A study of the socioeconomic factors influencing migration in Russia

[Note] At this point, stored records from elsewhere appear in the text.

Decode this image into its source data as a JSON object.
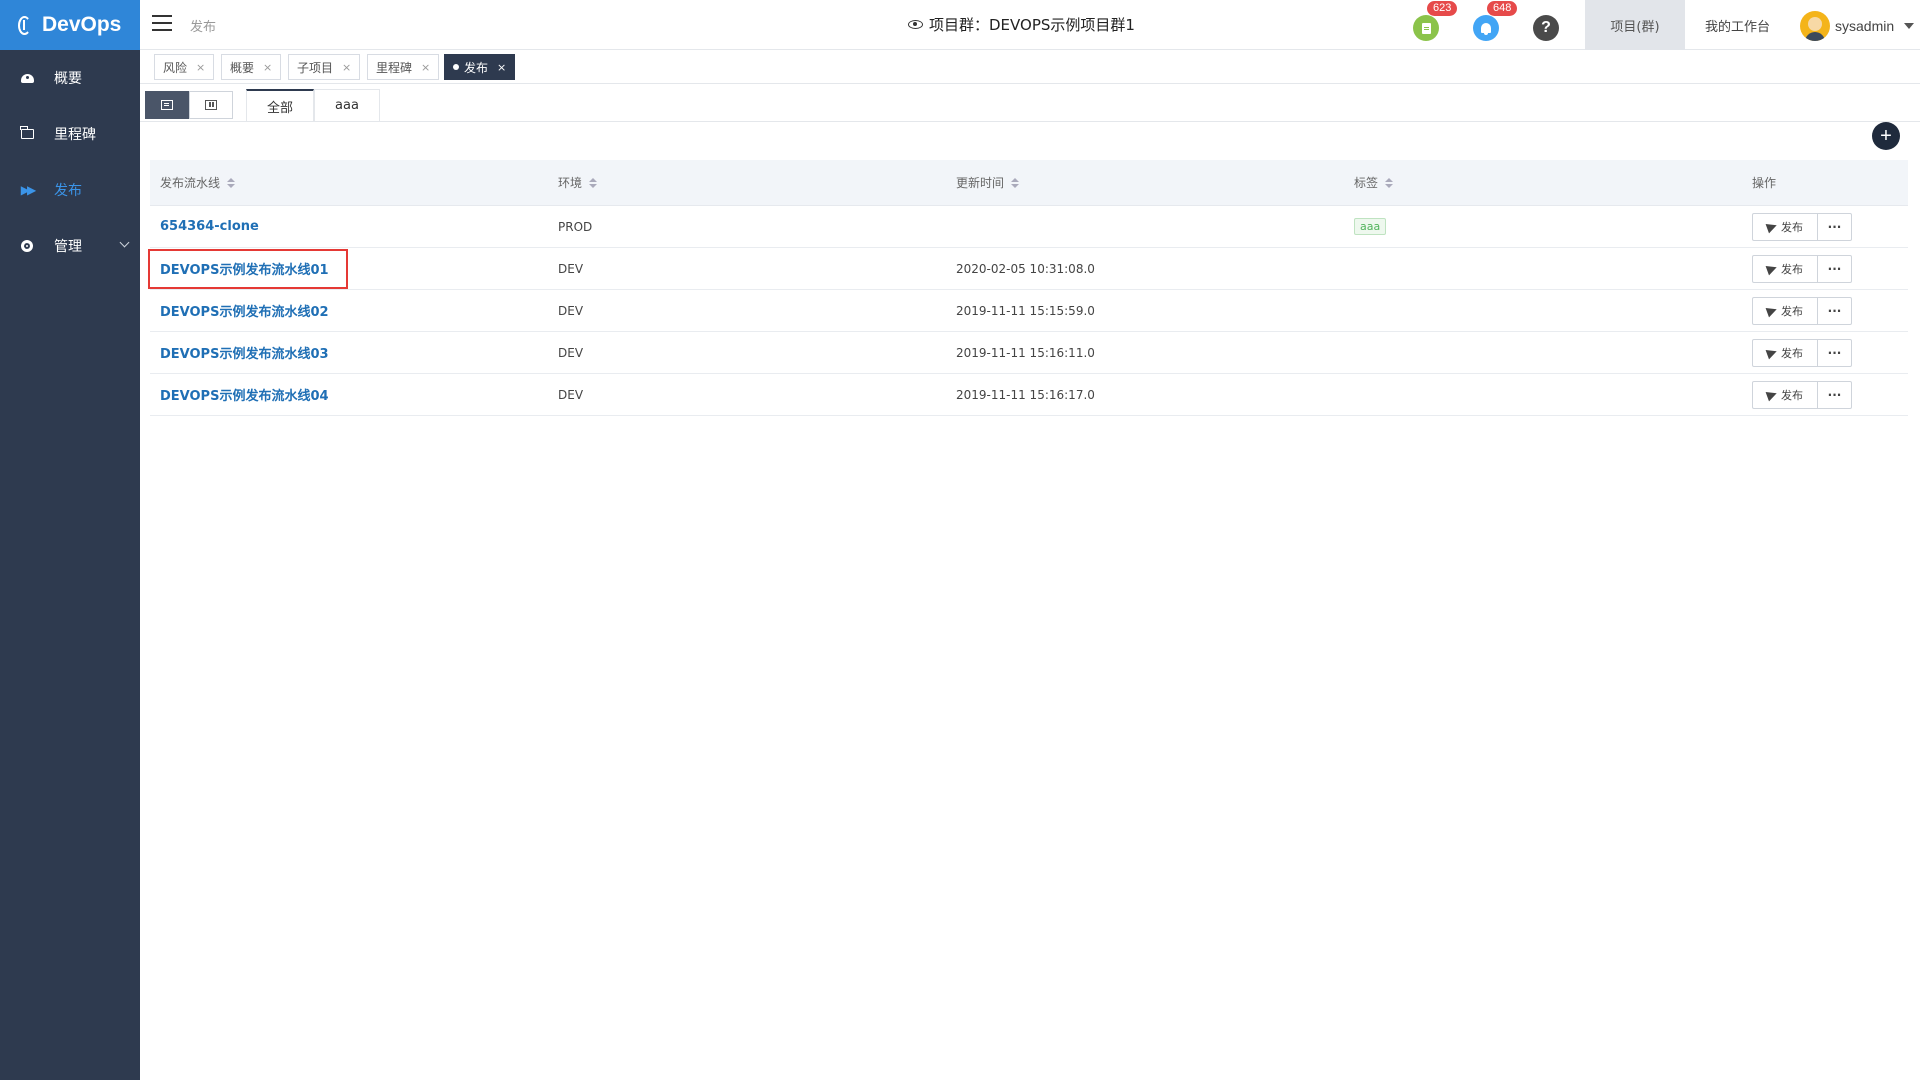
{
  "app": {
    "name": "DevOps"
  },
  "sidebar": {
    "items": [
      {
        "label": "概要",
        "icon": "dashboard-icon",
        "active": false
      },
      {
        "label": "里程碑",
        "icon": "folder-icon",
        "active": false
      },
      {
        "label": "发布",
        "icon": "fast-forward-icon",
        "active": true
      },
      {
        "label": "管理",
        "icon": "gear-icon",
        "active": false,
        "expandable": true
      }
    ]
  },
  "header": {
    "breadcrumb": "发布",
    "title": "项目群：DEVOPS示例项目群1",
    "doc_badge": "623",
    "bell_badge": "648",
    "help": "?",
    "project_group_label": "项目(群)",
    "workbench_label": "我的工作台",
    "user_name": "sysadmin"
  },
  "tabs": [
    {
      "label": "风险",
      "close": "×",
      "active": false
    },
    {
      "label": "概要",
      "close": "×",
      "active": false
    },
    {
      "label": "子项目",
      "close": "×",
      "active": false
    },
    {
      "label": "里程碑",
      "close": "×",
      "active": false
    },
    {
      "label": "发布",
      "close": "×",
      "active": true
    }
  ],
  "filter_tabs": [
    {
      "label": "全部",
      "active": true
    },
    {
      "label": "aaa",
      "active": false
    }
  ],
  "add_button": "+",
  "table": {
    "columns": [
      "发布流水线",
      "环境",
      "更新时间",
      "标签",
      "操作"
    ],
    "rows": [
      {
        "name": "654364-clone",
        "env": "PROD",
        "updated": "",
        "tag": "aaa"
      },
      {
        "name": "DEVOPS示例发布流水线01",
        "env": "DEV",
        "updated": "2020-02-05 10:31:08.0",
        "tag": ""
      },
      {
        "name": "DEVOPS示例发布流水线02",
        "env": "DEV",
        "updated": "2019-11-11 15:15:59.0",
        "tag": ""
      },
      {
        "name": "DEVOPS示例发布流水线03",
        "env": "DEV",
        "updated": "2019-11-11 15:16:11.0",
        "tag": ""
      },
      {
        "name": "DEVOPS示例发布流水线04",
        "env": "DEV",
        "updated": "2019-11-11 15:16:17.0",
        "tag": ""
      }
    ],
    "action_publish": "发布",
    "action_more": "···"
  },
  "colors": {
    "sidebar_bg": "#2e3a4f",
    "logo_bg": "#2f86d8",
    "active_nav": "#3b94e8",
    "link": "#1f6fb5",
    "highlight_box": "#e53935",
    "badge": "#e64a4a"
  }
}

Russia has experienced population decline in years and the economic development in Russia is largely restricted by labor shortage, particularly for the Far North and East region. In order to explore the migration mechanisms, six socioeconomic factors were selected to explore the influences on the net migration. Data from the 82 regions covering four time periods (2000, 2005, 2010 and 2015) was processed use spatial panel econometric analysis and the time-period fixed effects Spatial Durbin Model (SDM) was selected as the best fit model after tests. The results indicates that, unemployment and infant death rate are significantly negatively associated with net migration, while urbanization rate, urban scale and life expectancy are significantly positively associated with net migration; every 100 USD increase in per capita GRP (Gross Regional Product) is positively related with averagely 5.4 net migrates in the region; every 1 year increase in life expectancy would increase 1052 net migrates; every 1sqm increase in urban scale would increase the net migrates by 11.75 and every 1% increase in unemployment would lead to a decrease of 0.54 net migrates. Spillover effect was also found for per capita GRP and life expectancy, indicating that the increase of per capita GRP and life expectancy in neighboring regions can also increase the attractiveness in one region. It can be concluded that better job market, better economic status and health related wellbeing are all attracting factors for migrates and these factors can even make the neighborhood region more attractive for immigrates. Considering the ambitious development plan for the Russia Far North and East regions, related suggestions on attracting migrates are provided.
Source at https://doi.org/10.3390/su11061650.